_Records_:
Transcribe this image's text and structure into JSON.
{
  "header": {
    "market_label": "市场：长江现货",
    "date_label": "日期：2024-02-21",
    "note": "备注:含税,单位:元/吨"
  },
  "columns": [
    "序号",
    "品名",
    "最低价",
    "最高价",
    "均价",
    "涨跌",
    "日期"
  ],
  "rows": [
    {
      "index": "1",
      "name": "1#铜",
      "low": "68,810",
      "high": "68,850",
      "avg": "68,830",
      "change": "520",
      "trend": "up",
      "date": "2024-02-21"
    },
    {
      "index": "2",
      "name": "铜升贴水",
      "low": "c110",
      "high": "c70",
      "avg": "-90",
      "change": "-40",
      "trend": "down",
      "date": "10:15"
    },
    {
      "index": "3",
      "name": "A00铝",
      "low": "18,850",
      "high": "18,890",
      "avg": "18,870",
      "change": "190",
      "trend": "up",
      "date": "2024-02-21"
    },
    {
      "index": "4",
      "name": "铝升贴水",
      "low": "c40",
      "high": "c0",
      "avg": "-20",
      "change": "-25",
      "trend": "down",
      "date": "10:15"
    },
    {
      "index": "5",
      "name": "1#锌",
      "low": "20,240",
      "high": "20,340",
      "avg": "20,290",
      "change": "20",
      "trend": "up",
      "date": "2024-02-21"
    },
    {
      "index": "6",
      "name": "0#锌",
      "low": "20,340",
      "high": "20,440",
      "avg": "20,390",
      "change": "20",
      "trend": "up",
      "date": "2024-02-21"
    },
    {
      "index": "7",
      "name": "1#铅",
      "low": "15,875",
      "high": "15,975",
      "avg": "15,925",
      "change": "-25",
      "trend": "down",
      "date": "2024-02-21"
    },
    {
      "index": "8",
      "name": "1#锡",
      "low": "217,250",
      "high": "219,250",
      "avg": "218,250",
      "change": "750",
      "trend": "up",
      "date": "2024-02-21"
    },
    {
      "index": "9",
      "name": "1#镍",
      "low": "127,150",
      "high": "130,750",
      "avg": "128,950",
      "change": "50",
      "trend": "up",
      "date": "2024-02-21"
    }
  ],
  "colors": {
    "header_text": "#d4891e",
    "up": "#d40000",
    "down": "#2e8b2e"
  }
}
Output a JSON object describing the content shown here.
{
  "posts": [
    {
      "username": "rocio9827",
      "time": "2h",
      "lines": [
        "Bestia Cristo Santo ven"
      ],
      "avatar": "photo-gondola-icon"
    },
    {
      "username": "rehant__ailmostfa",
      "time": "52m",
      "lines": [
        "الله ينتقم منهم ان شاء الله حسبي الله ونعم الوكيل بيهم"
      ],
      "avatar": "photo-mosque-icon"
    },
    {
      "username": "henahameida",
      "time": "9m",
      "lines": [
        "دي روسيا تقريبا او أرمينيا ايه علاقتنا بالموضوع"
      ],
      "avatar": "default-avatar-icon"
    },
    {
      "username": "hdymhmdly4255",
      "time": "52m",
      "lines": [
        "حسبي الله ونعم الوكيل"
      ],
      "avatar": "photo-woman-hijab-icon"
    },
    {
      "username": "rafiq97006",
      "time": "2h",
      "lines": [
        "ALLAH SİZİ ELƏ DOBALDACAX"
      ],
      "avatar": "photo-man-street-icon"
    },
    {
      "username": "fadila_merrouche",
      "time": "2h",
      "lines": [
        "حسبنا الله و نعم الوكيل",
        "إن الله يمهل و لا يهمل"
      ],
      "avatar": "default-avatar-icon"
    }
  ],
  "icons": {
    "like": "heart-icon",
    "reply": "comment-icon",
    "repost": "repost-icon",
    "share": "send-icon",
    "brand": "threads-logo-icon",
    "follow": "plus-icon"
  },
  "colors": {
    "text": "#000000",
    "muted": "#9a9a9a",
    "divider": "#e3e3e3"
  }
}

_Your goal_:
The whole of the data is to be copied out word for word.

_Reply_:
Transcribe this image's text and structure into JSON.
{
  "header": {
    "market_label": "市场：长江现货",
    "date_label": "日期：2024-02-21",
    "note": "备注:含税,单位:元/吨"
  },
  "columns": [
    "序号",
    "品名",
    "最低价",
    "最高价",
    "均价",
    "涨跌",
    "日期"
  ],
  "rows": [
    {
      "index": "1",
      "name": "1#铜",
      "low": "68,810",
      "high": "68,850",
      "avg": "68,830",
      "change": "520",
      "trend": "up",
      "date": "2024-02-21"
    },
    {
      "index": "2",
      "name": "铜升贴水",
      "low": "c110",
      "high": "c70",
      "avg": "-90",
      "change": "-40",
      "trend": "down",
      "date": "10:15"
    },
    {
      "index": "3",
      "name": "A00铝",
      "low": "18,850",
      "high": "18,890",
      "avg": "18,870",
      "change": "190",
      "trend": "up",
      "date": "2024-02-21"
    },
    {
      "index": "4",
      "name": "铝升贴水",
      "low": "c40",
      "high": "c0",
      "avg": "-20",
      "change": "-25",
      "trend": "down",
      "date": "10:15"
    },
    {
      "index": "5",
      "name": "1#锌",
      "low": "20,240",
      "high": "20,340",
      "avg": "20,290",
      "change": "20",
      "trend": "up",
      "date": "2024-02-21"
    },
    {
      "index": "6",
      "name": "0#锌",
      "low": "20,340",
      "high": "20,440",
      "avg": "20,390",
      "change": "20",
      "trend": "up",
      "date": "2024-02-21"
    },
    {
      "index": "7",
      "name": "1#铅",
      "low": "15,875",
      "high": "15,975",
      "avg": "15,925",
      "change": "-25",
      "trend": "down",
      "date": "2024-02-21"
    },
    {
      "index": "8",
      "name": "1#锡",
      "low": "217,250",
      "high": "219,250",
      "avg": "218,250",
      "change": "750",
      "trend": "up",
      "date": "2024-02-21"
    },
    {
      "index": "9",
      "name": "1#镍",
      "low": "127,150",
      "high": "130,750",
      "avg": "128,950",
      "change": "50",
      "trend": "up",
      "date": "2024-02-21"
    }
  ],
  "colors": {
    "header_text": "#d4891e",
    "up": "#d40000",
    "down": "#2e8b2e"
  }
}
Output a JSON object describing the content shown here.
{
  "posts": [
    {
      "username": "rocio9827",
      "time": "2h",
      "lines": [
        "Bestia Cristo Santo ven"
      ],
      "avatar": "photo-gondola-icon"
    },
    {
      "username": "rehant__ailmostfa",
      "time": "52m",
      "lines": [
        "الله ينتقم منهم ان شاء الله حسبي الله ونعم الوكيل بيهم"
      ],
      "avatar": "photo-mosque-icon"
    },
    {
      "username": "henahameida",
      "time": "9m",
      "lines": [
        "دي روسيا تقريبا او أرمينيا ايه علاقتنا بالموضوع"
      ],
      "avatar": "default-avatar-icon"
    },
    {
      "username": "hdymhmdly4255",
      "time": "52m",
      "lines": [
        "حسبي الله ونعم الوكيل"
      ],
      "avatar": "photo-woman-hijab-icon"
    },
    {
      "username": "rafiq97006",
      "time": "2h",
      "lines": [
        "ALLAH SİZİ ELƏ DOBALDACAX"
      ],
      "avatar": "photo-man-street-icon"
    },
    {
      "username": "fadila_merrouche",
      "time": "2h",
      "lines": [
        "حسبنا الله و نعم الوكيل",
        "إن الله يمهل و لا يهمل"
      ],
      "avatar": "default-avatar-icon"
    }
  ],
  "icons": {
    "like": "heart-icon",
    "reply": "comment-icon",
    "repost": "repost-icon",
    "share": "send-icon",
    "brand": "threads-logo-icon",
    "follow": "plus-icon"
  },
  "colors": {
    "text": "#000000",
    "muted": "#9a9a9a",
    "divider": "#e3e3e3"
  }
}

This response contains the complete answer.